KOKE‘E — Rapid ‘ohi‘a death has been found in a dead tree on the Alaka‘i Plateau, the state Department of Land and Natural Resources and the Kaua‘i Invasive Species Committee reported Tuesday.
The announcement marks the first confirmed incursion of ROD, which kills infected ohi‘a (Metrosideros polymorpha), in the pristine wilderness area.
“We spotted this tree during our regular helicopter surveys late last year,” Mapuana O’Sullivan, forest-management supervisor with the DLNR Division of Forestry and Wildlife Kaua‘i Branch, said in a joint DLNR-KISC press release.
“Because the area is one of the most biodiverse on the island, home to numerous native flora and fauna and critical to our watershed, we quickly returned on foot to take wood-chip samples,” O’Sullivan continued.

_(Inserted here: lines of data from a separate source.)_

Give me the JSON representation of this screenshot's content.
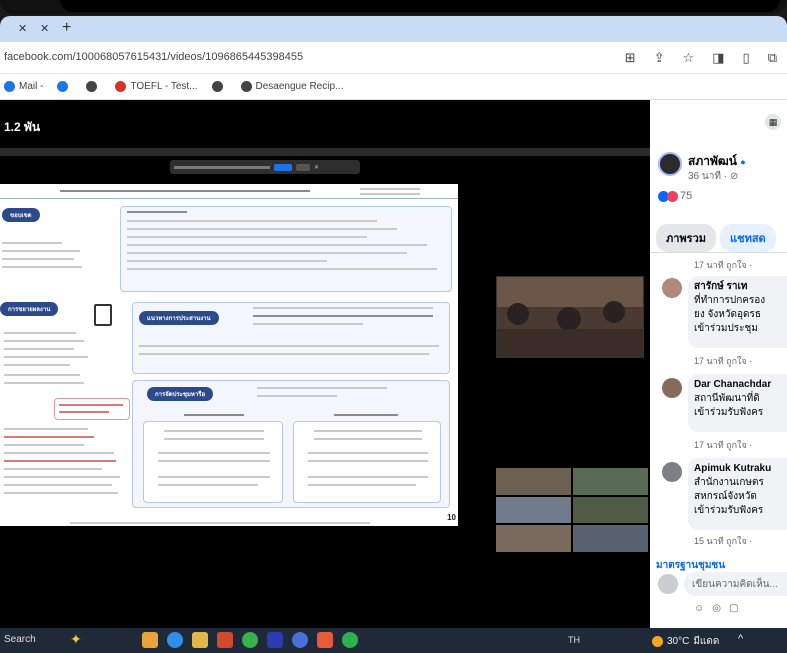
{
  "browser": {
    "tab_close": "✕",
    "tab_secondary": "✕",
    "tab_new": "+",
    "url": "facebook.com/100068057615431/videos/1096865445398455",
    "bookmarks": [
      {
        "label": "Mail - ",
        "color": "#1a73e8"
      },
      {
        "label": "",
        "color": "#1877f2"
      },
      {
        "label": "",
        "color": "#444444"
      },
      {
        "label": " TOEFL - Test...",
        "color": "#d93025"
      },
      {
        "label": "",
        "color": "#444444"
      },
      {
        "label": "Desaengue Recip...",
        "color": "#444444"
      }
    ]
  },
  "video": {
    "views": "1.2 พัน",
    "meeting_banner": {
      "text": "",
      "primary_button": "",
      "secondary_button": ""
    },
    "slide": {
      "page_number": "10",
      "pills": [
        "ขอบเขต",
        "การขยายผลงาน",
        "แนวทางการประสานงาน",
        "การจัดประชุมหารือ"
      ]
    }
  },
  "sidepanel": {
    "page_name": "สภาพัฒน์",
    "page_time": "36 นาที",
    "reaction_count": "75",
    "tabs": [
      "ภาพรวม",
      "แชทสด"
    ],
    "comments": [
      {
        "meta": "17 นาที   ถูกใจ   ·",
        "name": "",
        "lines": []
      },
      {
        "meta": "17 นาที   ถูกใจ   ·",
        "name": "สารักษ์ ราเท",
        "lines": [
          "ที่ทำการปกครอง",
          "ยง จังหวัดอุดรธ",
          "เข้าร่วมประชุม"
        ]
      },
      {
        "meta": "17 นาที   ถูกใจ   ·",
        "name": "Dar Chanachdar",
        "lines": [
          "สถานีพัฒนาที่ดิ",
          "เข้าร่วมรับฟังคร"
        ]
      },
      {
        "meta": "15 นาที   ถูกใจ   ·",
        "name": "Apimuk Kutraku",
        "lines": [
          "สำนักงานเกษตร",
          "สหกรณ์จังหวัด",
          "เข้าร่วมรับฟังคร"
        ]
      }
    ],
    "footer_title": "มาตรฐานชุมชน",
    "write_placeholder": "เขียนความคิดเห็น..."
  },
  "taskbar": {
    "search": "Search",
    "mid_text": "TH",
    "weather": "30°C",
    "weather_desc": "มีแดด",
    "right_icon": "^"
  },
  "colors": {
    "fb_blue": "#0866ff",
    "slide_navy": "#2c4a8a",
    "taskbar": "#202938"
  }
}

ROD was first recorded on Kaua‘i in the Moloa‘a Forest Reserve in 2018. Since then, about 60 trees on the Alaka‘i Plateau have been sampled for the fungal disease with negative results, until now.
Two fungal pathogens cause ROD. The U.S. Department of Agriculture Agricultural Research Service in Hilo on Hawai‘i Island has revealed the Alaka‘i tree, found at 4,100 feet elevation, was killed by the more-virulent species, known as Ceratocystis lukuohia.
ROD infects trees through fresh wounds. The Kaua‘i ROD Rapid Response team has therefore decided against cutting the infected ‘ohi‘a down, because the operation (performed to mitigate the airborne spread of ROD) would damage healthy specimens nearby.
Responders are employing a new approach instead.
“The idea is to keep beetles from burrowing into the dead ‘ohi‘a,” KISC Manager Tiffani Keanini said in the release. “When ambrosia beetles tunnel into diseased tress, they produce a wood powder that can include live Ceratocystis spores. This is how the fungus is released into the environment. So, we’re applying an environmentally friendly beetle repellent to the bark of the tree that’s basically a ‘no vacancy’ sign, telling beetles the tree is fully occupied and no longer suitable to colonize.”
If successful, the approach could be used throughout Hawai‘i, according to DLNR and KISC, which report a total of 175 ‘ohi‘a on Kaua‘i have tested positive for Ceratocystis lukuohia through December 2021.
The number testing positive for Ceratocystis huliohia, the less-virulent variety, is 114.
Three Kaua‘i ‘ohi‘a have tested positive for both pathogens.
Importance of ‘ohi‘a
KISC and the Kaua‘i Forest Bird Recovery Project will review the importance of ‘ohi‘a in the environment, culture and watersheds of Kaua‘i on Feb. 25, during a “Forest Friday” webinar.
Personnel from groups including KISC and DOFAW are set to provide updates on efforts to save ‘ohi‘a, ROD’s presence on Kaua‘i and current legislation proposing to name ‘ohi‘a the Hawai‘i state endemic tree.
“This virtual talk story is a unique opportunity to discover what is happening with forest conservation on Kaua‘i,” a KISC press release states. “People are encouraged to participate in the conversation by submitting questions during the event or in advance by emailing firstname.lastname@example.org.”
To register for the event on Zoom, visit bit.ly/ohiaonkauai online.
Viewers can also watch live on KISC and KFBRP’s Facebook pages.
Previous Forest Friday installments can be found on the groups’ respective YouTube channels.
Scott Yunker, reporter, can be reached at 245-0437 or email@example.com.
Source: The Garden Island